1: We cannot consider worthless people who get drunk on New Year's Eve.
...which has two different possible meanings...
1a: We cannot consider [as] worthless those people who get drunk on New Year's Eve.
(They are not worthless, and we should not label them as such.)
1b: We cannot consider those worthless people who get drunk on New Year's Eve.
(They are worthless, and we should not take them into account in our present deliberations.)
In speech, sense 1a would normally be unambiguously conveyed by stressing the word worthless, but italicizing it in the written form wouldn't necessarily have the same effect anyway. That's because there are two potential "sub-nuances"...
1a1: ...worthless isn't the best possible word here (following text may suggest better alternatives).
1b1: ...[they are not] worthless is a simple refutation (they do have some merit).
Partly because of these potential semantic ambiguities, OP's example A is thus at least "problematic" in the written form (plus it's a somewhat stylized/stilted word order). B is simply ungrammatical. But C is perfectly natural and unambiguous.
The only way I can think of to introduce "existential it" in OP's context would be something like...
2: It would be wrong to consider people who get drunk on New Year's Eve [as / to be] worthless.
That's to say it references either the specific action consider people who [blah blah] OR "judgement" as a general concept.
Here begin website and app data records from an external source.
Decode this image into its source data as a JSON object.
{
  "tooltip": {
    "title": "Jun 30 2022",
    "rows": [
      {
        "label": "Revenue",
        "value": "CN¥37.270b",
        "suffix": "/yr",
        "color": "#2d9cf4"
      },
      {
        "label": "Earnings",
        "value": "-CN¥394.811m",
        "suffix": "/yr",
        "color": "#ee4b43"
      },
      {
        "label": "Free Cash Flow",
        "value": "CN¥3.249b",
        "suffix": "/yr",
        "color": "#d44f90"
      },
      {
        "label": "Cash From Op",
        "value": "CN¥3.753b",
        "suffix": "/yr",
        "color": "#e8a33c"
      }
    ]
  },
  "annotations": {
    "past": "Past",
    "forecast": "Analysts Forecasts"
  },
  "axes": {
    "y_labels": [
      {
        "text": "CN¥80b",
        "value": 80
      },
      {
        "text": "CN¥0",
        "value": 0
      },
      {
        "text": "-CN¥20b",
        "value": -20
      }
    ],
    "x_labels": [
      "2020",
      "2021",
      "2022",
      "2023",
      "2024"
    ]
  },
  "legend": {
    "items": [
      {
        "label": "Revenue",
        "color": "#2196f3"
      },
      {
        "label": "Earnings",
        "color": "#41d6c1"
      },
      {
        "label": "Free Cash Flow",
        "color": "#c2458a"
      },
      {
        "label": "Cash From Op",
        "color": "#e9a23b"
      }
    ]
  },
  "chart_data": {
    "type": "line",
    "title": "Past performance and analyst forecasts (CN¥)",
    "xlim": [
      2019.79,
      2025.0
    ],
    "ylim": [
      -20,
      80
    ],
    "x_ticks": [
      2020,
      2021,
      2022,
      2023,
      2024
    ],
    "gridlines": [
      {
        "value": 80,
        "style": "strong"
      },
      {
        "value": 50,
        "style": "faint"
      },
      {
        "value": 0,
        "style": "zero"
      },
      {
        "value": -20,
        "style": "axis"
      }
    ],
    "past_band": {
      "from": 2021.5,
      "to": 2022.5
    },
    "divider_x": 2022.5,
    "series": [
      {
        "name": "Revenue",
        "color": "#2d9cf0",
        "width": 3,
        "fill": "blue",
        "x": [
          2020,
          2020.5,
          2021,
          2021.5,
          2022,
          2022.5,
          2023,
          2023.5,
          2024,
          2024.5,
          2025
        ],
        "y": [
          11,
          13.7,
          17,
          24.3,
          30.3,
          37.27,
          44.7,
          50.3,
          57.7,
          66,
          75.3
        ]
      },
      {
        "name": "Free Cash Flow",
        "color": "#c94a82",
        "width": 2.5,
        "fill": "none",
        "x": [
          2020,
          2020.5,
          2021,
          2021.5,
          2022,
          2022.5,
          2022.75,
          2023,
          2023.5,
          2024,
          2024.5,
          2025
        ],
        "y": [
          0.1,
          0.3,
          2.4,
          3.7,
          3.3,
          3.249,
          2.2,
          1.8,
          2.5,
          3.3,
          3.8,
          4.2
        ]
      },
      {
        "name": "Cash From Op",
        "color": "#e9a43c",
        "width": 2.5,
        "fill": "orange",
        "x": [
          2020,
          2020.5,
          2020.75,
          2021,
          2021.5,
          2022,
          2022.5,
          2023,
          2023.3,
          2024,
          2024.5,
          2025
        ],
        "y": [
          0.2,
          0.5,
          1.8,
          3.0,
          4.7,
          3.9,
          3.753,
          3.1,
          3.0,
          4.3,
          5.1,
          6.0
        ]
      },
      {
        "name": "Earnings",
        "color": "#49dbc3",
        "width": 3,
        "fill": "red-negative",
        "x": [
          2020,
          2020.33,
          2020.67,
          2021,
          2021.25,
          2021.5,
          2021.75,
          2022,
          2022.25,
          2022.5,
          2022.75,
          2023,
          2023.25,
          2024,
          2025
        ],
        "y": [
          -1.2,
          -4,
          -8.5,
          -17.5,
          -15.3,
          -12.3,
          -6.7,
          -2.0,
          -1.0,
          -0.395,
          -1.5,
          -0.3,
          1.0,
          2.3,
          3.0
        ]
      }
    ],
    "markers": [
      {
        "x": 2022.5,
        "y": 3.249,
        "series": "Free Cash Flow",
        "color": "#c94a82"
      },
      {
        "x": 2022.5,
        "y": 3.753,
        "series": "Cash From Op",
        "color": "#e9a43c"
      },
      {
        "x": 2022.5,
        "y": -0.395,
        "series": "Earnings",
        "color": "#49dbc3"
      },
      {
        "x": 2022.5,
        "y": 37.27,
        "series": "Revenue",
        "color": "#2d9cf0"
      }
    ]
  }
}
It can't be used in such contexts to directly refer to the [worthless] people themselves.